Clean Energy and Jobs – Earth Day Rally

On Earth Day, April 22nd, we attended a rally at the Minnesota State Capitol organized by the Minnesota Clean Energy and Jobs campaign. The rally was in support of a new bill (Sen. Dibble’s SF 763 in the Senate and Rep. Hornstein’s HF 880 in the House) that would include numerous benefits to help create jobs in the renewable energy industry and mandate that Minnesota must meet half of its electricity needs from renewable energy. In addition to increasing the renewable energy standard, the bill would also introduce third-party ownership in the utility system, standardized solar building permits to help more businesses and consumers to install rooftop solar, and on-bill repayment for energy efficiency and renewable energy projects. It was especially powerful to see speakers like Governor Mark Dayton and Will Steger comment on how much the environmental movement has changed, from Silent Spring and the Apollo 8 photo of Earth, to the global fight against climate change today. We at ARISE are eager to see this bill pass, and enthusiastic to watch the renewable industry grow. By investing in clean energy, we are not only supporting jobs in a thriving industry, but also encouraging a healthier climate for the...

Sprawl Report

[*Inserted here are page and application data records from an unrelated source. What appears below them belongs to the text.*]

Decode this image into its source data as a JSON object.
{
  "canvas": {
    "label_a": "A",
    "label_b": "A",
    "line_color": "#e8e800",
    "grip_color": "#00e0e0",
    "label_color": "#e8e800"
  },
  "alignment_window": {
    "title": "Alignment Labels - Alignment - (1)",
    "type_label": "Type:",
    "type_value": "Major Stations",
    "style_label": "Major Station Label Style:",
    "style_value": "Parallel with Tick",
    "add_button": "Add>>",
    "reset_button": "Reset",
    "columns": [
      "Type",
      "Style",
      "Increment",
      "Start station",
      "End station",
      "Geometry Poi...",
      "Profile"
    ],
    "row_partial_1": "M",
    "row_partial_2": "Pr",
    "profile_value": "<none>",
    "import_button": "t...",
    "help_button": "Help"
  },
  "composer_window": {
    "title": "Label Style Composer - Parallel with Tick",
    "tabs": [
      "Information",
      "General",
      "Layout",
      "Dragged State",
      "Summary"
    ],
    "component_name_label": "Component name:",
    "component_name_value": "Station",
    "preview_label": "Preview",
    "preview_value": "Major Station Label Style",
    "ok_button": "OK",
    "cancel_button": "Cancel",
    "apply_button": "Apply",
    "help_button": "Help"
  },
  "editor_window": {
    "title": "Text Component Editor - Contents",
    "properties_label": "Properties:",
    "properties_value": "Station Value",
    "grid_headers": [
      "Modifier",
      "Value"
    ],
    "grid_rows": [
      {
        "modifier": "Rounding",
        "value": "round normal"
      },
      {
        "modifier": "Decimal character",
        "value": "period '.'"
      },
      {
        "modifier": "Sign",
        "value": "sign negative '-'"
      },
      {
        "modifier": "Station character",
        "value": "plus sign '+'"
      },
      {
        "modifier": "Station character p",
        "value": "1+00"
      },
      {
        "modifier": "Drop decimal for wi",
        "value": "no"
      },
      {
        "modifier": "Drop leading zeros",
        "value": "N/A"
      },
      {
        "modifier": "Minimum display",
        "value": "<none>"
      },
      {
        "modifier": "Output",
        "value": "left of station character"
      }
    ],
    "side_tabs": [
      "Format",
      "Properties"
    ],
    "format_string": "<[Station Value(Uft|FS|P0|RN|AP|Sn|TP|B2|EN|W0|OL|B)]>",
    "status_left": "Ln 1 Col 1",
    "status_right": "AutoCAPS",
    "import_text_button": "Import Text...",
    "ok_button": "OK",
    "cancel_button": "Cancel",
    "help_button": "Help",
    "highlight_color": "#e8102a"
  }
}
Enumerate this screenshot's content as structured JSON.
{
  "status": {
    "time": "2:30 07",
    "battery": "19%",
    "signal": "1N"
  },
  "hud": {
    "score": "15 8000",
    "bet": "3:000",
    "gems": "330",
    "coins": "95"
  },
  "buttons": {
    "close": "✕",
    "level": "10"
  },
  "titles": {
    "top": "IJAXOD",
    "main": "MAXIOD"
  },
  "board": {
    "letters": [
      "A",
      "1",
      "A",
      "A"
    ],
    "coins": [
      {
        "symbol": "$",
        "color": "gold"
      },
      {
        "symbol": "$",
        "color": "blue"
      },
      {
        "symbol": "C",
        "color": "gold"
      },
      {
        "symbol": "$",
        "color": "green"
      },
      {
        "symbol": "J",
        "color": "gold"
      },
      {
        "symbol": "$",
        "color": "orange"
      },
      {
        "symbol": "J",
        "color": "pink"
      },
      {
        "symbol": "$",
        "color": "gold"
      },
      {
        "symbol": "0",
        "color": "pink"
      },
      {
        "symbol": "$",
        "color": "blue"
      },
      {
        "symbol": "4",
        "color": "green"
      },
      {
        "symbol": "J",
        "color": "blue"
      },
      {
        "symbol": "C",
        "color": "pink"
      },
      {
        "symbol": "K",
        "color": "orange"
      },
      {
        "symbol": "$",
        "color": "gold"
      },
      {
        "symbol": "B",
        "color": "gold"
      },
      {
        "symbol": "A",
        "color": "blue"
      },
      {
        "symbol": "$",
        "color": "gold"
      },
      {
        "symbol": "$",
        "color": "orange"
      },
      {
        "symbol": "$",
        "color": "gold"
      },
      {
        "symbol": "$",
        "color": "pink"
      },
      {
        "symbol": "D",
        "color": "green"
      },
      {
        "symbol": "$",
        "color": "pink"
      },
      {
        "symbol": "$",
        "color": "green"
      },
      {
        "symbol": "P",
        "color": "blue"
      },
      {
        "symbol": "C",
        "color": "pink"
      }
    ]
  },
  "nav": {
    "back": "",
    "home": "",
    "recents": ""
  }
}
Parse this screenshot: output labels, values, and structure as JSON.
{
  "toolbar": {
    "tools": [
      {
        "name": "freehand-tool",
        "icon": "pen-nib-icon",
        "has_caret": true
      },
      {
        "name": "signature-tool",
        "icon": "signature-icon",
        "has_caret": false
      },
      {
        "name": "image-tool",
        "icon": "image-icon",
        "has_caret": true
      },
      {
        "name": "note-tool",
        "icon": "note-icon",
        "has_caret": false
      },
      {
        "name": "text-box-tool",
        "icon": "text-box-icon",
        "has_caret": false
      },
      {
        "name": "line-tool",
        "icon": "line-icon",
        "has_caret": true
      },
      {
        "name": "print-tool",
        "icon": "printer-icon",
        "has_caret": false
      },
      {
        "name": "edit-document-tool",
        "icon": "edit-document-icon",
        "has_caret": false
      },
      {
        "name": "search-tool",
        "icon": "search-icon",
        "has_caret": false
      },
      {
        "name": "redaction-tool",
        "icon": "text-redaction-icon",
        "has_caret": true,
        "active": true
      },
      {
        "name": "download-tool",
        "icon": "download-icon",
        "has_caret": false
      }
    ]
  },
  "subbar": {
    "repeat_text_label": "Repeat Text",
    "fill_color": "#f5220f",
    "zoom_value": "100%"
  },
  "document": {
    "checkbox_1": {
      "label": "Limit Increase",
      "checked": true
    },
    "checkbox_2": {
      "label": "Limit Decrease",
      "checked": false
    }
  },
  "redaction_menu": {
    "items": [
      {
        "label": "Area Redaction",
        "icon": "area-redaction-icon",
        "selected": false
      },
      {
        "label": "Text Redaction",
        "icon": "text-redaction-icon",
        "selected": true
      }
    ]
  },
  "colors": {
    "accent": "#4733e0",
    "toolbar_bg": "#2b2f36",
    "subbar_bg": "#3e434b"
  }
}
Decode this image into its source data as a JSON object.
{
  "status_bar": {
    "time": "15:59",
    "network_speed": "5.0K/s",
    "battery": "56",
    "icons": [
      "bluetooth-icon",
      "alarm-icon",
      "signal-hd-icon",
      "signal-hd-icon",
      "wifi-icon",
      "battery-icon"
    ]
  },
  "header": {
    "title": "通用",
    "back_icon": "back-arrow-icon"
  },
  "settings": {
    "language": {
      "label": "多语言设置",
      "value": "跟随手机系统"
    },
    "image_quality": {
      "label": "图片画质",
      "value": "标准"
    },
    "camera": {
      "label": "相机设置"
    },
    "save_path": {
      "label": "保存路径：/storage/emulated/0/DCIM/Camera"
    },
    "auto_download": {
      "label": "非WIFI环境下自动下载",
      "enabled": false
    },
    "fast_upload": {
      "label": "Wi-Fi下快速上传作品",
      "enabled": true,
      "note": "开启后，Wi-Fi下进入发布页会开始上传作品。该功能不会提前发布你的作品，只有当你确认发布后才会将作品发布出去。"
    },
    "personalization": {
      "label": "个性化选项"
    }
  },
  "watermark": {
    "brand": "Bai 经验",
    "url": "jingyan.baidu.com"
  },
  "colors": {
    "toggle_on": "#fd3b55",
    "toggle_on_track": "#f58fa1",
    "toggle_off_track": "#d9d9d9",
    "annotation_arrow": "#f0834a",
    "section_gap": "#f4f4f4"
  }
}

Some regions in the United States are sprawling, some are building in compact, connected ways, and the difference between the two strategies has implications for millions of Americans’ day-to-day lives. Measuring Sprawl 2014, released today by ARISE state wide, in partnership with Smart Growth America who are supporting the national release, ranks the most sprawling and most compact areas of the country. The new report evaluates development patterns in 221 major metropolitan areas and their counties based on four factors: density, land use mix, street connectivity and activity centering. Each metro area received a Sprawl Index score based on these factors. In our region, with a score of 87, the greater Minneapolis-Saint Paul region ranks near the bottom of the list at number 147 out of 221. With a score of 103, the Duluth region ranks above MSP at number 112 out of 221. With a score of 121, the Fargo, ND-MN region ranks near the top of the list at 25 out of 221. Please visit our resources page to view the full report. The new report also examines how different development patterns relate to the quality of life in these areas—and the differences are startling. People in compact, connected areas have greater upward economic mobility than their peers in sprawling areas. That is, a child born in the bottom 20% of the income scale has a better chance of rising to the top 20% of the income scale by age 30. People in compact, connected metro areas spend less on the combined expenses of housing and transportation. Housing costs are higher in compact, connected areas, but these higher costs are more...